**Assignment:** Go through the listing and set it down exactly, leaving out its pictures.

━━ Record extracts ━━

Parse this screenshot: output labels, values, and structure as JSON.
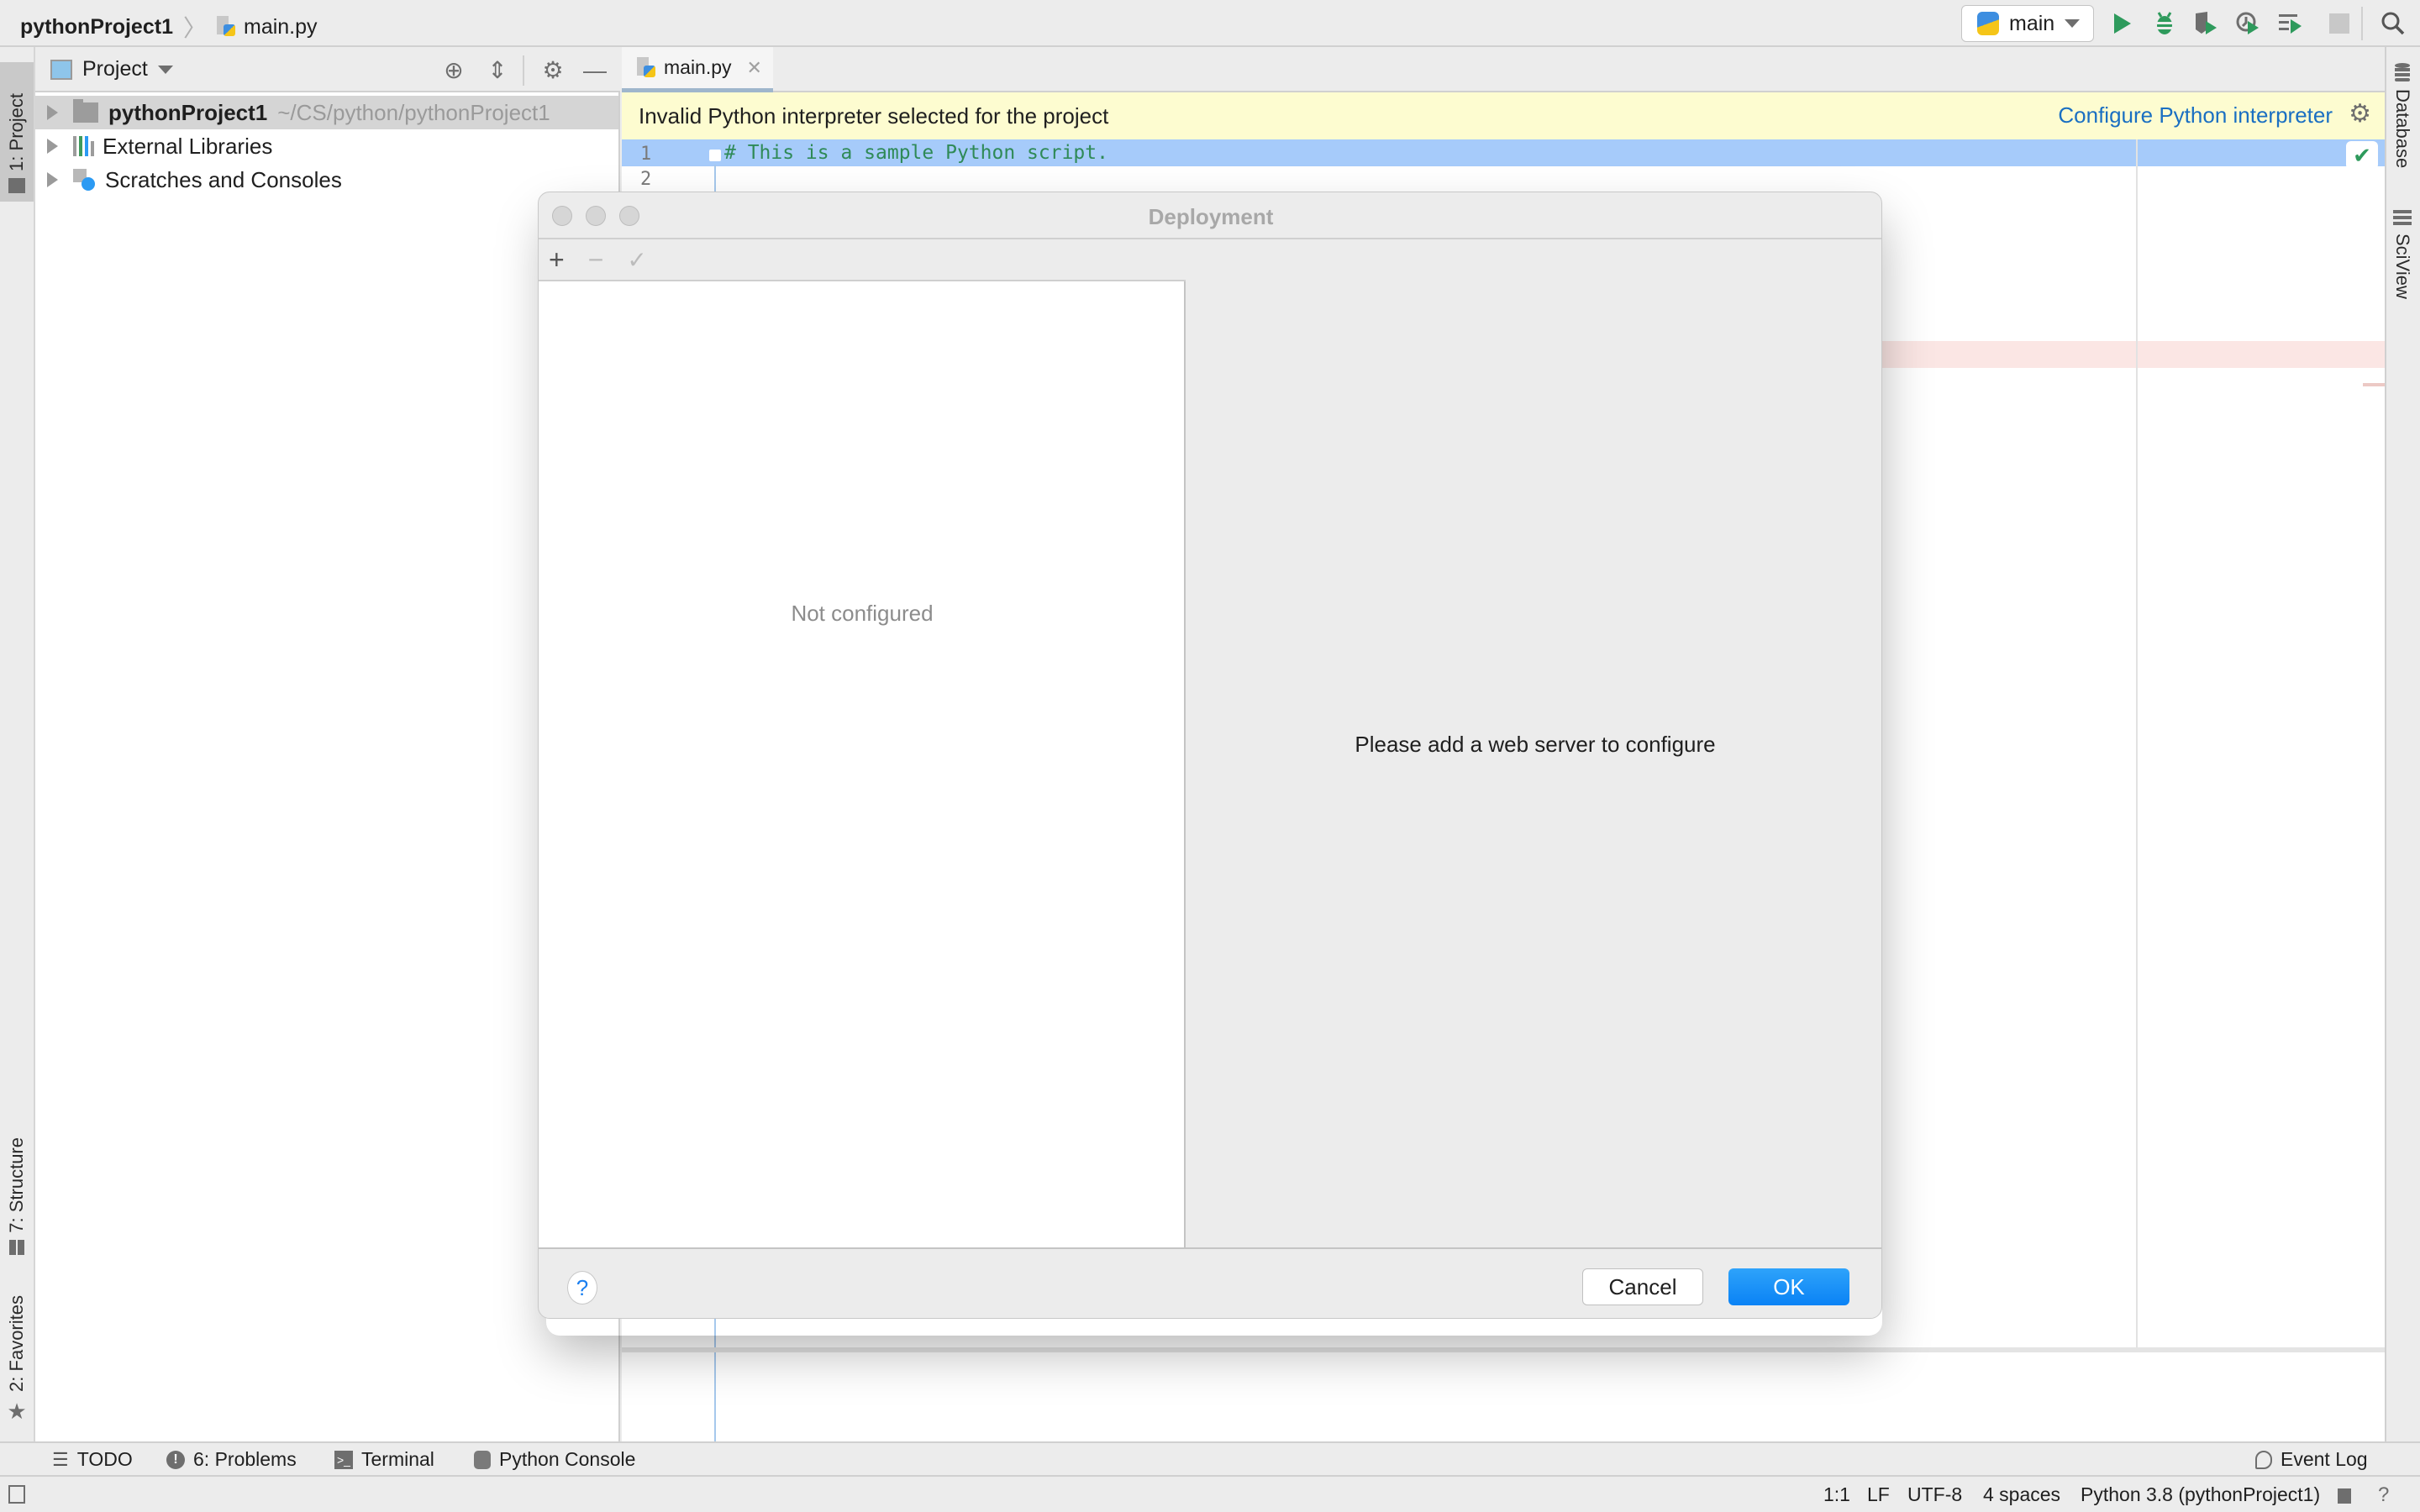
{
  "topbar": {
    "breadcrumb": {
      "project": "pythonProject1",
      "separator": "〉",
      "file": "main.py"
    },
    "run_config": {
      "label": "main"
    },
    "actions": [
      {
        "name": "run",
        "icon": "play-icon"
      },
      {
        "name": "debug",
        "icon": "bug-icon"
      },
      {
        "name": "coverage",
        "icon": "shield-run-icon"
      },
      {
        "name": "profile",
        "icon": "clock-run-icon"
      },
      {
        "name": "concurrency",
        "icon": "list-run-icon"
      },
      {
        "name": "stop",
        "icon": "stop-icon"
      },
      {
        "name": "search",
        "icon": "search-icon"
      }
    ]
  },
  "left_stripe": {
    "project_tab": "1: Project",
    "structure_tab": "7: Structure",
    "favorites_tab": "2: Favorites"
  },
  "right_stripe": {
    "database_tab": "Database",
    "sciview_tab": "SciView"
  },
  "project_panel": {
    "title": "Project",
    "tree": [
      {
        "label": "pythonProject1",
        "path": "~/CS/python/pythonProject1",
        "selected": true,
        "icon": "folder-icon"
      },
      {
        "label": "External Libraries",
        "icon": "library-icon"
      },
      {
        "label": "Scratches and Consoles",
        "icon": "scratch-icon"
      }
    ]
  },
  "editor": {
    "tab_label": "main.py",
    "banner_message": "Invalid Python interpreter selected for the project",
    "banner_link": "Configure Python interpreter",
    "lines": [
      {
        "number": "1",
        "text": "# This is a sample Python script."
      },
      {
        "number": "2",
        "text": ""
      }
    ]
  },
  "dialog": {
    "title": "Deployment",
    "toolbar": {
      "add": "+",
      "remove": "−",
      "apply": "✓"
    },
    "list_empty_text": "Not configured",
    "detail_empty_text": "Please add a web server to configure",
    "help_label": "?",
    "cancel_label": "Cancel",
    "ok_label": "OK"
  },
  "bottom_tools": [
    {
      "label": "TODO",
      "icon": "list-icon"
    },
    {
      "label": "6: Problems",
      "icon": "warning-icon"
    },
    {
      "label": "Terminal",
      "icon": "terminal-icon"
    },
    {
      "label": "Python Console",
      "icon": "python-icon"
    }
  ],
  "event_log": "Event Log",
  "statusbar": {
    "position": "1:1",
    "line_separator": "LF",
    "encoding": "UTF-8",
    "indent": "4 spaces",
    "interpreter": "Python 3.8 (pythonProject1)"
  },
  "colors": {
    "accent": "#0a82f5",
    "run_green": "#2e9a5c",
    "link": "#1a6fc2",
    "banner_bg": "#fdfcd0",
    "selection": "#a6cbfa",
    "comment": "#2f8a57"
  }
}
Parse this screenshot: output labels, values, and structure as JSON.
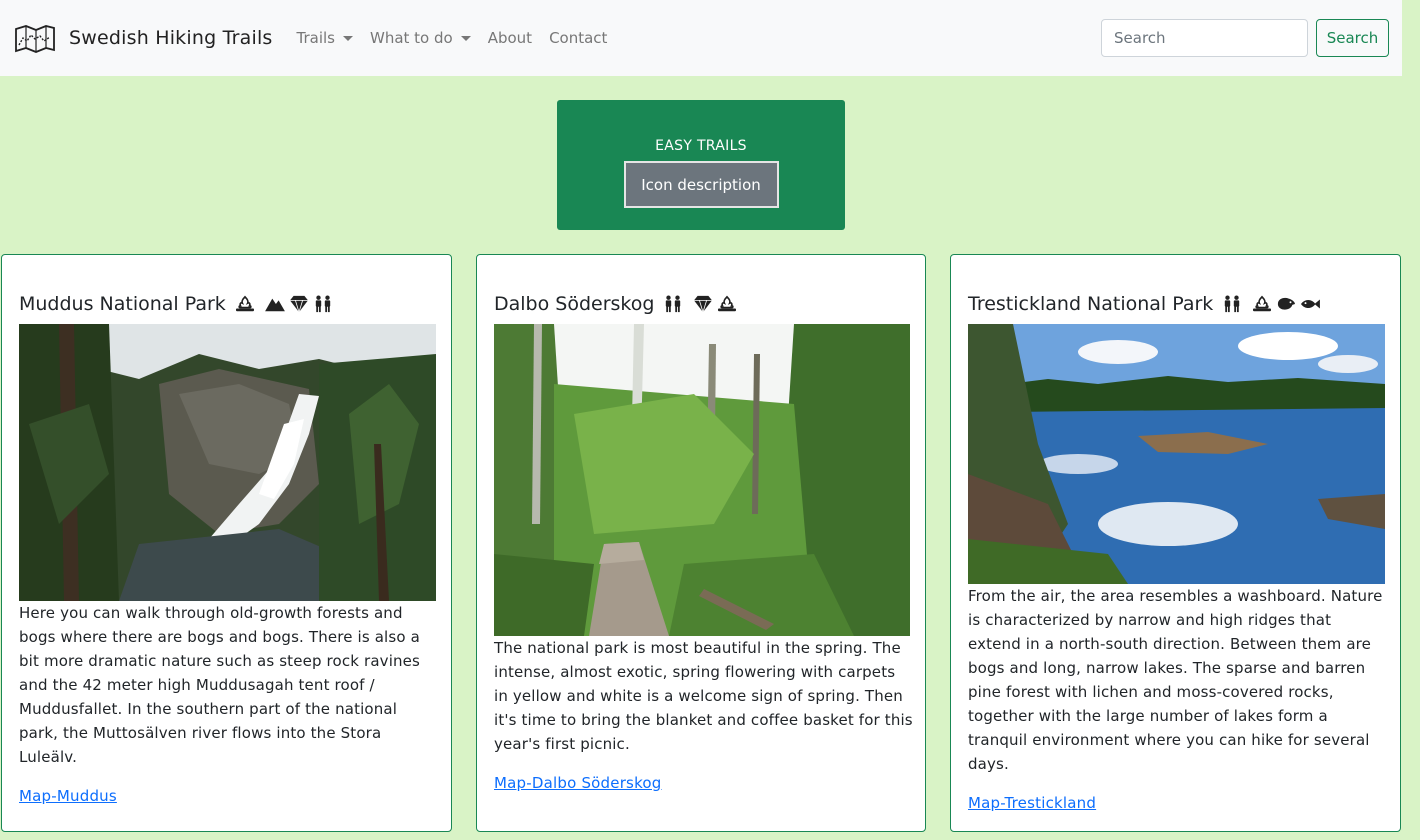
{
  "brand": {
    "name": "Swedish Hiking Trails",
    "logo_icon": "map-icon"
  },
  "nav": {
    "items": [
      {
        "label": "Trails",
        "dropdown": true
      },
      {
        "label": "What to do",
        "dropdown": true
      },
      {
        "label": "About",
        "dropdown": false
      },
      {
        "label": "Contact",
        "dropdown": false
      }
    ]
  },
  "search": {
    "placeholder": "Search",
    "button_label": "Search"
  },
  "banner": {
    "title": "EASY TRAILS",
    "button_label": "Icon description"
  },
  "colors": {
    "background": "#d9f3c6",
    "accent": "#198754",
    "link": "#0d6efd",
    "navbar": "#f8f9fa"
  },
  "cards": [
    {
      "title": "Muddus National Park",
      "icons": [
        "campfire-icon",
        "mountain-icon",
        "diamond-icon",
        "family-icon"
      ],
      "image": "waterfall-photo",
      "text": "Here you can walk through old-growth forests and bogs where there are bogs and bogs. There is also a bit more dramatic nature such as steep rock ravines and the 42 meter high Muddusagah tent roof / Muddusfallet. In the southern part of the national park, the Muttosälven river flows into the Stora Luleälv.",
      "link": "Map-Muddus"
    },
    {
      "title": "Dalbo Söderskog",
      "icons": [
        "family-icon",
        "diamond-icon",
        "campfire-icon"
      ],
      "image": "forest-path-photo",
      "text": "The national park is most beautiful in the spring. The intense, almost exotic, spring flowering with carpets in yellow and white is a welcome sign of spring. Then it's time to bring the blanket and coffee basket for this year's first picnic.",
      "link": "Map-Dalbo Söderskog"
    },
    {
      "title": "Trestickland National Park",
      "icons": [
        "family-icon",
        "campfire-icon",
        "bird-icon",
        "fish-icon"
      ],
      "image": "lake-photo",
      "text": "From the air, the area resembles a washboard. Nature is characterized by narrow and high ridges that extend in a north-south direction. Between them are bogs and long, narrow lakes. The sparse and barren pine forest with lichen and moss-covered rocks, together with the large number of lakes form a tranquil environment where you can hike for several days.",
      "link": "Map-Trestickland"
    }
  ]
}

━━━

**Output below:**
Parse this screenshot: output labels, values, and structure as JSON.
{
  "topbar": {
    "breadcrumb": {
      "project": "pythonProject1",
      "separator": "〉",
      "file": "main.py"
    },
    "run_config": {
      "label": "main"
    },
    "actions": [
      {
        "name": "run",
        "icon": "play-icon"
      },
      {
        "name": "debug",
        "icon": "bug-icon"
      },
      {
        "name": "coverage",
        "icon": "shield-run-icon"
      },
      {
        "name": "profile",
        "icon": "clock-run-icon"
      },
      {
        "name": "concurrency",
        "icon": "list-run-icon"
      },
      {
        "name": "stop",
        "icon": "stop-icon"
      },
      {
        "name": "search",
        "icon": "search-icon"
      }
    ]
  },
  "left_stripe": {
    "project_tab": "1: Project",
    "structure_tab": "7: Structure",
    "favorites_tab": "2: Favorites"
  },
  "right_stripe": {
    "database_tab": "Database",
    "sciview_tab": "SciView"
  },
  "project_panel": {
    "title": "Project",
    "tree": [
      {
        "label": "pythonProject1",
        "path": "~/CS/python/pythonProject1",
        "selected": true,
        "icon": "folder-icon"
      },
      {
        "label": "External Libraries",
        "icon": "library-icon"
      },
      {
        "label": "Scratches and Consoles",
        "icon": "scratch-icon"
      }
    ]
  },
  "editor": {
    "tab_label": "main.py",
    "banner_message": "Invalid Python interpreter selected for the project",
    "banner_link": "Configure Python interpreter",
    "lines": [
      {
        "number": "1",
        "text": "# This is a sample Python script."
      },
      {
        "number": "2",
        "text": ""
      }
    ]
  },
  "dialog": {
    "title": "Deployment",
    "toolbar": {
      "add": "+",
      "remove": "−",
      "apply": "✓"
    },
    "list_empty_text": "Not configured",
    "detail_empty_text": "Please add a web server to configure",
    "help_label": "?",
    "cancel_label": "Cancel",
    "ok_label": "OK"
  },
  "bottom_tools": [
    {
      "label": "TODO",
      "icon": "list-icon"
    },
    {
      "label": "6: Problems",
      "icon": "warning-icon"
    },
    {
      "label": "Terminal",
      "icon": "terminal-icon"
    },
    {
      "label": "Python Console",
      "icon": "python-icon"
    }
  ],
  "event_log": "Event Log",
  "statusbar": {
    "position": "1:1",
    "line_separator": "LF",
    "encoding": "UTF-8",
    "indent": "4 spaces",
    "interpreter": "Python 3.8 (pythonProject1)"
  },
  "colors": {
    "accent": "#0a82f5",
    "run_green": "#2e9a5c",
    "link": "#1a6fc2",
    "banner_bg": "#fdfcd0",
    "selection": "#a6cbfa",
    "comment": "#2f8a57"
  }
}
Parse this screenshot: output labels, values, and structure as JSON.
{
  "brand": {
    "name": "Swedish Hiking Trails",
    "logo_icon": "map-icon"
  },
  "nav": {
    "items": [
      {
        "label": "Trails",
        "dropdown": true
      },
      {
        "label": "What to do",
        "dropdown": true
      },
      {
        "label": "About",
        "dropdown": false
      },
      {
        "label": "Contact",
        "dropdown": false
      }
    ]
  },
  "search": {
    "placeholder": "Search",
    "button_label": "Search"
  },
  "banner": {
    "title": "EASY TRAILS",
    "button_label": "Icon description"
  },
  "colors": {
    "background": "#d9f3c6",
    "accent": "#198754",
    "link": "#0d6efd",
    "navbar": "#f8f9fa"
  },
  "cards": [
    {
      "title": "Muddus National Park",
      "icons": [
        "campfire-icon",
        "mountain-icon",
        "diamond-icon",
        "family-icon"
      ],
      "image": "waterfall-photo",
      "text": "Here you can walk through old-growth forests and bogs where there are bogs and bogs. There is also a bit more dramatic nature such as steep rock ravines and the 42 meter high Muddusagah tent roof / Muddusfallet. In the southern part of the national park, the Muttosälven river flows into the Stora Luleälv.",
      "link": "Map-Muddus"
    },
    {
      "title": "Dalbo Söderskog",
      "icons": [
        "family-icon",
        "diamond-icon",
        "campfire-icon"
      ],
      "image": "forest-path-photo",
      "text": "The national park is most beautiful in the spring. The intense, almost exotic, spring flowering with carpets in yellow and white is a welcome sign of spring. Then it's time to bring the blanket and coffee basket for this year's first picnic.",
      "link": "Map-Dalbo Söderskog"
    },
    {
      "title": "Trestickland National Park",
      "icons": [
        "family-icon",
        "campfire-icon",
        "bird-icon",
        "fish-icon"
      ],
      "image": "lake-photo",
      "text": "From the air, the area resembles a washboard. Nature is characterized by narrow and high ridges that extend in a north-south direction. Between them are bogs and long, narrow lakes. The sparse and barren pine forest with lichen and moss-covered rocks, together with the large number of lakes form a tranquil environment where you can hike for several days.",
      "link": "Map-Trestickland"
    }
  ]
}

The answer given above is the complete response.